• **WORK ORDER**
Repeat each record below exactly as it is written.

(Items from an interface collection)
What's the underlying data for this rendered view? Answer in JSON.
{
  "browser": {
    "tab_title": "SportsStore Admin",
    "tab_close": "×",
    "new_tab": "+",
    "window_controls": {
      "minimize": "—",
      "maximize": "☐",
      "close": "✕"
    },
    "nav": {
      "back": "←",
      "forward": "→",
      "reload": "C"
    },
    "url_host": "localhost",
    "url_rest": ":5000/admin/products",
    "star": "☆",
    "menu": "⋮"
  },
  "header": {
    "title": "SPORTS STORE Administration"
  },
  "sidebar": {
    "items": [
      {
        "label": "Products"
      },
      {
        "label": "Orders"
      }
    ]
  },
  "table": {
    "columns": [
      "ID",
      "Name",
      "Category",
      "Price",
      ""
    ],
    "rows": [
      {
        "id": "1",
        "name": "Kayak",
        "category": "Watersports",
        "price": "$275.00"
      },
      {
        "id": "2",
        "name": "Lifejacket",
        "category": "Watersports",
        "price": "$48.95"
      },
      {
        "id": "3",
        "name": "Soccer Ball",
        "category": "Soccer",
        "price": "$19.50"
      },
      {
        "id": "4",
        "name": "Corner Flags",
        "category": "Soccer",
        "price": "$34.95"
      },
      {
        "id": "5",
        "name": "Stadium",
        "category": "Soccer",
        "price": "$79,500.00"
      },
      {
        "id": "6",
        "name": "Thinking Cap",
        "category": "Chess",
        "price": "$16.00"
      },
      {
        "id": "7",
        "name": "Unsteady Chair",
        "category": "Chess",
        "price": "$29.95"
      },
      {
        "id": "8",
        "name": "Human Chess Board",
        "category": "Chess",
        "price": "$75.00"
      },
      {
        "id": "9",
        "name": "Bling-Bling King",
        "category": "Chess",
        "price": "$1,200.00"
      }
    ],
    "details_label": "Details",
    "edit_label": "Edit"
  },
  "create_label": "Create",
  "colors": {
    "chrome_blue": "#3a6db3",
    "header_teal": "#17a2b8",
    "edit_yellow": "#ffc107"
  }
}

• **TASK RESPONSE**
What's the underlying data for this rendered view? Answer in JSON.
{
  "browser": {
    "tab_title": "SportsStore Admin",
    "tab_close": "×",
    "new_tab": "+",
    "window_controls": {
      "minimize": "—",
      "maximize": "☐",
      "close": "✕"
    },
    "nav": {
      "back": "←",
      "forward": "→",
      "reload": "C"
    },
    "url_host": "localhost",
    "url_rest": ":5000/admin/products",
    "star": "☆",
    "menu": "⋮"
  },
  "header": {
    "title": "SPORTS STORE Administration"
  },
  "sidebar": {
    "items": [
      {
        "label": "Products"
      },
      {
        "label": "Orders"
      }
    ]
  },
  "table": {
    "columns": [
      "ID",
      "Name",
      "Category",
      "Price",
      ""
    ],
    "rows": [
      {
        "id": "1",
        "name": "Kayak",
        "category": "Watersports",
        "price": "$275.00"
      },
      {
        "id": "2",
        "name": "Lifejacket",
        "category": "Watersports",
        "price": "$48.95"
      },
      {
        "id": "3",
        "name": "Soccer Ball",
        "category": "Soccer",
        "price": "$19.50"
      },
      {
        "id": "4",
        "name": "Corner Flags",
        "category": "Soccer",
        "price": "$34.95"
      },
      {
        "id": "5",
        "name": "Stadium",
        "category": "Soccer",
        "price": "$79,500.00"
      },
      {
        "id": "6",
        "name": "Thinking Cap",
        "category": "Chess",
        "price": "$16.00"
      },
      {
        "id": "7",
        "name": "Unsteady Chair",
        "category": "Chess",
        "price": "$29.95"
      },
      {
        "id": "8",
        "name": "Human Chess Board",
        "category": "Chess",
        "price": "$75.00"
      },
      {
        "id": "9",
        "name": "Bling-Bling King",
        "category": "Chess",
        "price": "$1,200.00"
      }
    ],
    "details_label": "Details",
    "edit_label": "Edit"
  },
  "create_label": "Create",
  "colors": {
    "chrome_blue": "#3a6db3",
    "header_teal": "#17a2b8",
    "edit_yellow": "#ffc107"
  }
}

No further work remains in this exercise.